Spring Valley council hears youth center proposal

Organizers request use of Spring Valley City Hall temporarily to get project off the ground

Five candidates are vying for the opportunity to work at Spring Valley City Hall (seen here) as its next mayor.

Monday’s Spring Valley City Council meeting began with an emotional plea for help, as organizers look to get a proposed youth center off the ground.

Laura Dubberstine addressed the council, recalling a desire to affect greater impact on local youth after the death of Spring Valley teenager Diamond Bradley, who was murdered by an acquaintance in 2018. Dubberstine indicated the proposed youth center follows the model of the Second Story Teen Center in Princeton, which has recorded a decrease in the local youth crime rate in its 12-year history.

Also on hand to speak on behalf of the project was Danielle Wildhart, a youth minister with 15 years experience, who shared a vision for a structured, scheduled curriculum with emphasis on healthy social interaction as well as civic involvement.

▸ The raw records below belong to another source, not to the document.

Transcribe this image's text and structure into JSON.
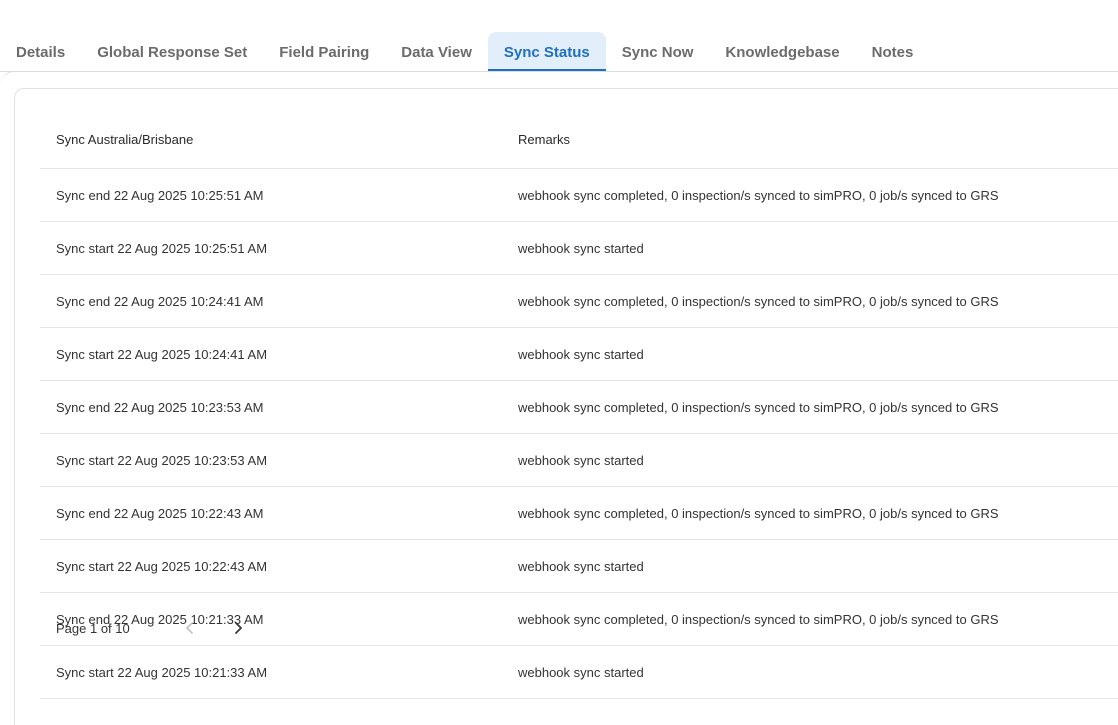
{
  "tabs": [
    {
      "label": "Details",
      "active": false
    },
    {
      "label": "Global Response Set",
      "active": false
    },
    {
      "label": "Field Pairing",
      "active": false
    },
    {
      "label": "Data View",
      "active": false
    },
    {
      "label": "Sync Status",
      "active": true
    },
    {
      "label": "Sync Now",
      "active": false
    },
    {
      "label": "Knowledgebase",
      "active": false
    },
    {
      "label": "Notes",
      "active": false
    }
  ],
  "accent_color": "#1f6fc2",
  "table": {
    "columns": [
      "Sync Australia/Brisbane",
      "Remarks"
    ],
    "rows": [
      {
        "time": "Sync end 22 Aug 2025 10:25:51 AM",
        "remarks": "webhook sync completed, 0 inspection/s synced to simPRO, 0 job/s synced to GRS"
      },
      {
        "time": "Sync start 22 Aug 2025 10:25:51 AM",
        "remarks": "webhook sync started"
      },
      {
        "time": "Sync end 22 Aug 2025 10:24:41 AM",
        "remarks": "webhook sync completed, 0 inspection/s synced to simPRO, 0 job/s synced to GRS"
      },
      {
        "time": "Sync start 22 Aug 2025 10:24:41 AM",
        "remarks": "webhook sync started"
      },
      {
        "time": "Sync end 22 Aug 2025 10:23:53 AM",
        "remarks": "webhook sync completed, 0 inspection/s synced to simPRO, 0 job/s synced to GRS"
      },
      {
        "time": "Sync start 22 Aug 2025 10:23:53 AM",
        "remarks": "webhook sync started"
      },
      {
        "time": "Sync end 22 Aug 2025 10:22:43 AM",
        "remarks": "webhook sync completed, 0 inspection/s synced to simPRO, 0 job/s synced to GRS"
      },
      {
        "time": "Sync start 22 Aug 2025 10:22:43 AM",
        "remarks": "webhook sync started"
      },
      {
        "time": "Sync end 22 Aug 2025 10:21:33 AM",
        "remarks": "webhook sync completed, 0 inspection/s synced to simPRO, 0 job/s synced to GRS"
      },
      {
        "time": "Sync start 22 Aug 2025 10:21:33 AM",
        "remarks": "webhook sync started"
      }
    ]
  },
  "pagination": {
    "label": "Page 1 of 10",
    "prev_icon": "chevron-left-icon",
    "next_icon": "chevron-right-icon"
  }
}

The proposal requests the use of the Spring Valley City Hall basement as a temporary space for the youth center, which aims to start by opening from 4 to 7 p.m. Sundays on a three-month trial basis while work goes on to secure a permanent site. The council will consider the proposal at a future meeting.

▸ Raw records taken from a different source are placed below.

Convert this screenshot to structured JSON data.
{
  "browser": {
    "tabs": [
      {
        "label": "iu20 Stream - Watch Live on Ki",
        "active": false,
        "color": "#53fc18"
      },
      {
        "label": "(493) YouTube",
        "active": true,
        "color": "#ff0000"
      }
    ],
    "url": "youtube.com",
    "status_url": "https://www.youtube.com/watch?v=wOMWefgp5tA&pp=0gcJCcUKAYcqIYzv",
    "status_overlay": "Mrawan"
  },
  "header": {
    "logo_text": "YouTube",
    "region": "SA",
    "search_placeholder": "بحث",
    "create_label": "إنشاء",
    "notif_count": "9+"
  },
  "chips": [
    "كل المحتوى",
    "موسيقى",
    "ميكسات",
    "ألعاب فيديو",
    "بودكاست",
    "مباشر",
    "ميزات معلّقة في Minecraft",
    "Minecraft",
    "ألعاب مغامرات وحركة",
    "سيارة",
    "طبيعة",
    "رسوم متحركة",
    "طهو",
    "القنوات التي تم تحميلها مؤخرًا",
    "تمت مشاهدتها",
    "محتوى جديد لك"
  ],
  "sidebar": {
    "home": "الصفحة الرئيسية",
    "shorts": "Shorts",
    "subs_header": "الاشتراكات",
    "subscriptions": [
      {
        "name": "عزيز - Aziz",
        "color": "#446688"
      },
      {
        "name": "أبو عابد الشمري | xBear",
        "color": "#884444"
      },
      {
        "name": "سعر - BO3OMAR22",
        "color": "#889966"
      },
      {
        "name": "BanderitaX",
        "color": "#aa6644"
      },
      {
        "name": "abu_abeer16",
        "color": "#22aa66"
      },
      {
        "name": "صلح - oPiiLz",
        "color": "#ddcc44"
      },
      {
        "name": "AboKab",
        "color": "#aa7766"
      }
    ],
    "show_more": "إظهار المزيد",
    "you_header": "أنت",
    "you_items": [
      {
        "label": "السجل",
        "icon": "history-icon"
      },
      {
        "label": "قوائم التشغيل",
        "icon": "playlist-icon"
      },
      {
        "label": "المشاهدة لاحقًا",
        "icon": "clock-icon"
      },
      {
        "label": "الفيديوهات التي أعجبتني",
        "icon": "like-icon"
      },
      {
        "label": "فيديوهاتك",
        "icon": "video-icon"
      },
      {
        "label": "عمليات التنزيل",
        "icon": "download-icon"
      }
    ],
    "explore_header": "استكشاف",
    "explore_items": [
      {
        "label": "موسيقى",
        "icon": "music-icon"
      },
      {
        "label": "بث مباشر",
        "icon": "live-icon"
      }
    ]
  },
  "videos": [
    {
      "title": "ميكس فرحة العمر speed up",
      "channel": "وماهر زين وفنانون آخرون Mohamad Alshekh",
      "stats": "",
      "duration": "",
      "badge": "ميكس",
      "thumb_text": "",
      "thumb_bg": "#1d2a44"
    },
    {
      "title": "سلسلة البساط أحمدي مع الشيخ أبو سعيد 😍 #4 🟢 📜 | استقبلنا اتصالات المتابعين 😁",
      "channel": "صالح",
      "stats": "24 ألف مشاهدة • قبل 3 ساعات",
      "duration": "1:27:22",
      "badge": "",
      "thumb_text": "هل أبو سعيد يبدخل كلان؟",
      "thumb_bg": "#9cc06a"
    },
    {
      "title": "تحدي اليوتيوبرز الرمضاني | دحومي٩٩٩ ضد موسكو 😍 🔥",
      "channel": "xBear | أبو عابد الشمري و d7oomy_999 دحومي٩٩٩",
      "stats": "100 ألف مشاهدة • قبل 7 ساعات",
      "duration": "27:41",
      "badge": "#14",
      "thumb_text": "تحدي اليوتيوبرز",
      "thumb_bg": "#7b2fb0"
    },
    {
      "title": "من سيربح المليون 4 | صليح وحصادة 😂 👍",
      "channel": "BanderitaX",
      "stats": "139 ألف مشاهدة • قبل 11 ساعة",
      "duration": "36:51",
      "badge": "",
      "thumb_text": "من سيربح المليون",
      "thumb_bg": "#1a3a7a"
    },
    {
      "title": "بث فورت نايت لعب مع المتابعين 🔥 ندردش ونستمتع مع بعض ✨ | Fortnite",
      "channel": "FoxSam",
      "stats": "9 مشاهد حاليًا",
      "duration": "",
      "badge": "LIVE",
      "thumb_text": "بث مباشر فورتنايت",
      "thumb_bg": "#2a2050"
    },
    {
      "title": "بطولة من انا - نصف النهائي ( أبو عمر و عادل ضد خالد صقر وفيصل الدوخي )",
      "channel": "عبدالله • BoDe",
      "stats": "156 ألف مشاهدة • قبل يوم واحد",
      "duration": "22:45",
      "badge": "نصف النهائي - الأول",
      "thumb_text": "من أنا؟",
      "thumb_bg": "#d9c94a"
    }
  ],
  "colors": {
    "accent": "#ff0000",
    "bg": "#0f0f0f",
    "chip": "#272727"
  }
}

Mayor Melanie Malooley Thompson issued a proclamation declaring Apr. 7 as Junior Achievement Day, while also proclaiming April as Fair Housing Month and May as Motorcycle Awareness Month.

Other business items approved Monday:

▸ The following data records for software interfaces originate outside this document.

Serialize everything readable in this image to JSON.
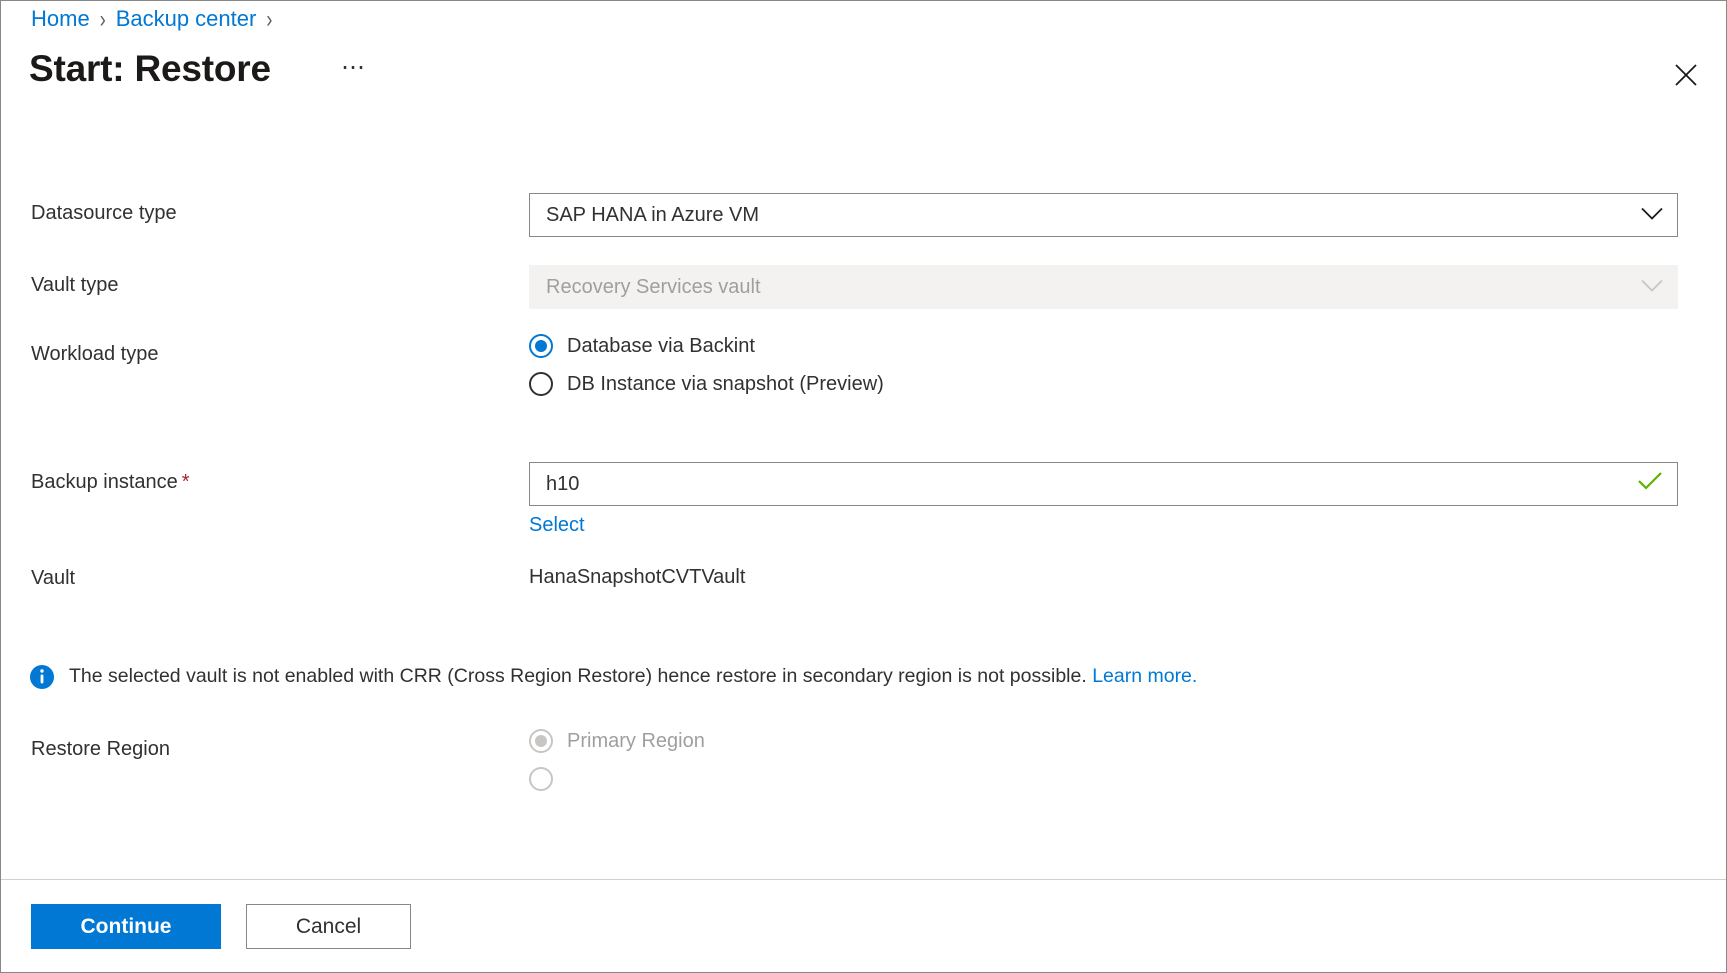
{
  "breadcrumb": {
    "items": [
      {
        "label": "Home"
      },
      {
        "label": "Backup center"
      }
    ],
    "separator": "›"
  },
  "header": {
    "title": "Start: Restore",
    "more_label": "⋯",
    "close_label": "Close"
  },
  "form": {
    "datasource_type": {
      "label": "Datasource type",
      "value": "SAP HANA in Azure VM",
      "icon": "chevron-down-icon"
    },
    "vault_type": {
      "label": "Vault type",
      "value": "Recovery Services vault",
      "disabled": true,
      "icon": "chevron-down-icon"
    },
    "workload_type": {
      "label": "Workload type",
      "options": [
        {
          "label": "Database via Backint",
          "checked": true,
          "disabled": false
        },
        {
          "label": "DB Instance via snapshot (Preview)",
          "checked": false,
          "disabled": false
        }
      ]
    },
    "backup_instance": {
      "label": "Backup instance",
      "required_marker": "*",
      "value": "h10",
      "placeholder": "",
      "select_link": "Select",
      "valid_icon": "check-icon",
      "valid_color": "#5cb300"
    },
    "vault": {
      "label": "Vault",
      "value": "HanaSnapshotCVTVault"
    },
    "info_banner": {
      "icon": "info-icon",
      "icon_color": "#0078d4",
      "text": "The selected vault is not enabled with CRR (Cross Region Restore) hence restore in secondary region is not possible.",
      "link_label": "Learn more."
    },
    "restore_region": {
      "label": "Restore Region",
      "options": [
        {
          "label": "Primary Region",
          "checked": true,
          "disabled": true
        }
      ]
    }
  },
  "footer": {
    "continue_label": "Continue",
    "cancel_label": "Cancel"
  },
  "colors": {
    "accent": "#0078d4",
    "required": "#a4262c",
    "success": "#5cb300",
    "border": "#8a8886"
  }
}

  • The addition of part-time day staff at the Spring Valley Fire Department on Saturdays and Sundays
  • Repairs to the blower unit and replacement parts for the ultraviolet disinfection system at the city’s Wastewater Treatment Plant
  • The appointment of an additional full-time police officer, as recommended by the Board of Fire and Police Commissioners

The council’s next regular meeting is set for Monday, March 21.